If b=0, then x_2 \in F and so \sum_{i \ne 2}x_i \in F. Hence, by the induction hypothesis, x_i \in F for all i.

If a=0, then x_2=bx_1 (so b > 0 because x_1,x_2 > 0). Thus

\displaystyle \sum_{i=1}^n x_i = (b+1)x_1 + \sum_{i \ge 3} x_i \in F

and so, by the induction hypothesis, x_i \in F for all i.

If a, b \ne 0, then x_2^2=a^2+b^2x_1^2+2abx_1 gives x_1 \in F and so \sum_{i \ge 2} x_i \in F implying, again by the induction hypothesis,that x_i \in F for all i. \ \Box

Example. Show that \mathbb{Q}(\sqrt{2}+ \sqrt{5}+ \cdots +\sqrt{n^2+1})=\mathbb{Q}(\sqrt{2}, \sqrt{5}, \cdots , \sqrt{n^2+1}). for all integers n \ge 1.

Solution.
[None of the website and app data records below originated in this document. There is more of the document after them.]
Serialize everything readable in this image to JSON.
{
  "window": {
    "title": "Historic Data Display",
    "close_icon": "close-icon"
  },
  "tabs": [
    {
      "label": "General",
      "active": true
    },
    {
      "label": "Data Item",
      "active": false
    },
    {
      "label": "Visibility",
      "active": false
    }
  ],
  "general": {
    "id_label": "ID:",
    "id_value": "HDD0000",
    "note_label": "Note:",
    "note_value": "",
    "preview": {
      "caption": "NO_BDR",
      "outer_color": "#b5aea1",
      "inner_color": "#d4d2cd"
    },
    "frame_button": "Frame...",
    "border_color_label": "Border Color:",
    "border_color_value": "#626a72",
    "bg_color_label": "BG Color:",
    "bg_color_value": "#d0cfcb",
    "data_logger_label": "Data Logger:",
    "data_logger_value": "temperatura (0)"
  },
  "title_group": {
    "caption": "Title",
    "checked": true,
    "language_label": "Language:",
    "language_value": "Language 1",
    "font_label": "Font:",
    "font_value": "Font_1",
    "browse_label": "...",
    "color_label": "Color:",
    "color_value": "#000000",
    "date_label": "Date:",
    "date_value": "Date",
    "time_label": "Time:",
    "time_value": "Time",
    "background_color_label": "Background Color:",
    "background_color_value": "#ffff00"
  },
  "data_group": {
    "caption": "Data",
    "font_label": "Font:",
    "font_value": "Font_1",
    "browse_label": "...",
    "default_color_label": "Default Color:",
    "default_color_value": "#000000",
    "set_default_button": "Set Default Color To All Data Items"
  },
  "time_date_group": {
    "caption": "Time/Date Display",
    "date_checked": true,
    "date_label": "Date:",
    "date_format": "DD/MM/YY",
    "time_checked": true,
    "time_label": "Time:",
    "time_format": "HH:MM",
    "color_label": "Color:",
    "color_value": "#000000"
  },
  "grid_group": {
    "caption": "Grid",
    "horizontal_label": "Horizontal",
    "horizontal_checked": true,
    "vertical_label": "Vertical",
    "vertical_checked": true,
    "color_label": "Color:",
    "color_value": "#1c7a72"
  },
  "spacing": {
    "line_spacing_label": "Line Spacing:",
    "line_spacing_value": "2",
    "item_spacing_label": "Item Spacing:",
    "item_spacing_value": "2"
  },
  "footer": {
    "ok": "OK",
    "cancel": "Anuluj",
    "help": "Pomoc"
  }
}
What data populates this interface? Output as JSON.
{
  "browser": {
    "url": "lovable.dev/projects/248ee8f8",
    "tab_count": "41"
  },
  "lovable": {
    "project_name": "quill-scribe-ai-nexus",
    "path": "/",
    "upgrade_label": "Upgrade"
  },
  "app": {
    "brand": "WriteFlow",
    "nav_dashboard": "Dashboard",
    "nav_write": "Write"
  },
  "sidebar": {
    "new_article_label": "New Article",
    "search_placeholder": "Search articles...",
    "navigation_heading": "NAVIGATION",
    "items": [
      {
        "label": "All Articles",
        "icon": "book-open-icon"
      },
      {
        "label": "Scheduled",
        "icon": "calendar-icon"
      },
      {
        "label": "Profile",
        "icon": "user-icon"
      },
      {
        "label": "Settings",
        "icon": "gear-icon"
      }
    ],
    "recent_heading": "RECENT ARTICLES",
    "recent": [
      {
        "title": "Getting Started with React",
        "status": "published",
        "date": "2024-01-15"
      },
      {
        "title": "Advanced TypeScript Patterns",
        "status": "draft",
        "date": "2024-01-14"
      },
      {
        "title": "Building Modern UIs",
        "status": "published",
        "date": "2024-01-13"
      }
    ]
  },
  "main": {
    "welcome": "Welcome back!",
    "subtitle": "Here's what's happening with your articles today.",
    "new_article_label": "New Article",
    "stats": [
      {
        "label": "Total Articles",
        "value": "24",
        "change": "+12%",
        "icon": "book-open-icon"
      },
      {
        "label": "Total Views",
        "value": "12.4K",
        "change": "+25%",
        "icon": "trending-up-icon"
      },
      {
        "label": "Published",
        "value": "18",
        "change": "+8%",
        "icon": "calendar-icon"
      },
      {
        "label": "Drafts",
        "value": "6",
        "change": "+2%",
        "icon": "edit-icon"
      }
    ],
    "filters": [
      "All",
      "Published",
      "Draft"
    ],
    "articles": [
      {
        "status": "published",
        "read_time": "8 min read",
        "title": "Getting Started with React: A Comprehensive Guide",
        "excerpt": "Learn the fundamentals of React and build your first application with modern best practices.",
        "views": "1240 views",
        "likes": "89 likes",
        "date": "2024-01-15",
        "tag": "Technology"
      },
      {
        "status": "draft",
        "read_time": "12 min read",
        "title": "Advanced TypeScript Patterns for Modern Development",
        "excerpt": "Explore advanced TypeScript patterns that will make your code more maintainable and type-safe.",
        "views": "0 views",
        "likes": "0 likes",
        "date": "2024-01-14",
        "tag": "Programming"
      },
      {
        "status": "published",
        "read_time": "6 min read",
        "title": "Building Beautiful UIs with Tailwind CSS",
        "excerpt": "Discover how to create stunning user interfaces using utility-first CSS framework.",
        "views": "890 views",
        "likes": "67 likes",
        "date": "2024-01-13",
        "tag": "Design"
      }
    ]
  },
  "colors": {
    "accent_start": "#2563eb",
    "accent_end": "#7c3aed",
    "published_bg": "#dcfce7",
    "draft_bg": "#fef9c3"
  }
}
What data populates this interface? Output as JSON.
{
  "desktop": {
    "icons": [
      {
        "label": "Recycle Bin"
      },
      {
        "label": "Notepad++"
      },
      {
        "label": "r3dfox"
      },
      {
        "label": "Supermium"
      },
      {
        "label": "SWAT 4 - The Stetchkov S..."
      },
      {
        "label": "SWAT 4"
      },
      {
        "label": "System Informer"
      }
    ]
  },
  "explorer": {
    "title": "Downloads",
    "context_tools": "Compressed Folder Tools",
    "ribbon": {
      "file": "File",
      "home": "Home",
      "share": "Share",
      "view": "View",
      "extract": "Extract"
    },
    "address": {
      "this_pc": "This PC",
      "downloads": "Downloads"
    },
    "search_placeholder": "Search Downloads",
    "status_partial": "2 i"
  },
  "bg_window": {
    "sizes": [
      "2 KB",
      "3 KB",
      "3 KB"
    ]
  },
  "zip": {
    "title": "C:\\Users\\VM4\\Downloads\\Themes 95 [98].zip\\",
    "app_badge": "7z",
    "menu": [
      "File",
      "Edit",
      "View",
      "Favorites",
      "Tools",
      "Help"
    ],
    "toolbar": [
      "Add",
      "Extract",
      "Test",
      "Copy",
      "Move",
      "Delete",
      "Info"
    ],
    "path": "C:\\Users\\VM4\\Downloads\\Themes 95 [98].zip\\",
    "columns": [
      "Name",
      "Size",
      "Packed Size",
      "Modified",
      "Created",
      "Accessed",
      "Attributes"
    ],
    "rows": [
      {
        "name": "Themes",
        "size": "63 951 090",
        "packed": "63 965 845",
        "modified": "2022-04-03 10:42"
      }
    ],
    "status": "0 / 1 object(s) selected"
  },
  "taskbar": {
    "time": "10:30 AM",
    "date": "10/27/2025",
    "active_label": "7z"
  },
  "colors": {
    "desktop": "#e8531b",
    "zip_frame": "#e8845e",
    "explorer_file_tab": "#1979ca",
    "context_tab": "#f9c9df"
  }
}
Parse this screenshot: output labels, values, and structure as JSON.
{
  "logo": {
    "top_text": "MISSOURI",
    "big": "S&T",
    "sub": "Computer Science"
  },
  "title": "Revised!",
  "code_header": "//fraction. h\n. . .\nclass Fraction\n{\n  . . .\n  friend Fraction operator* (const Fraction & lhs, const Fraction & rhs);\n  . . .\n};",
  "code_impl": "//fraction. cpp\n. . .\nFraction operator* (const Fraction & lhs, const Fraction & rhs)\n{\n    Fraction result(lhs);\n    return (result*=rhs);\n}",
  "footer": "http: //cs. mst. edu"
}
Let F:=\mathbb{Q}(x_1 + \cdots + x_n), where x_i=\sqrt{i^2+1} for all i. Since \sum_{i=1}^n x_i \in F and x_i^2 \in F for all i, we have, by the above problem, x_i \in F for all i. Thus \mathbb{Q}(x_1, \cdots , x_n) \subseteq F and we are done because obviously F \subseteq \mathbb{Q}(x_1, \cdots , x_n).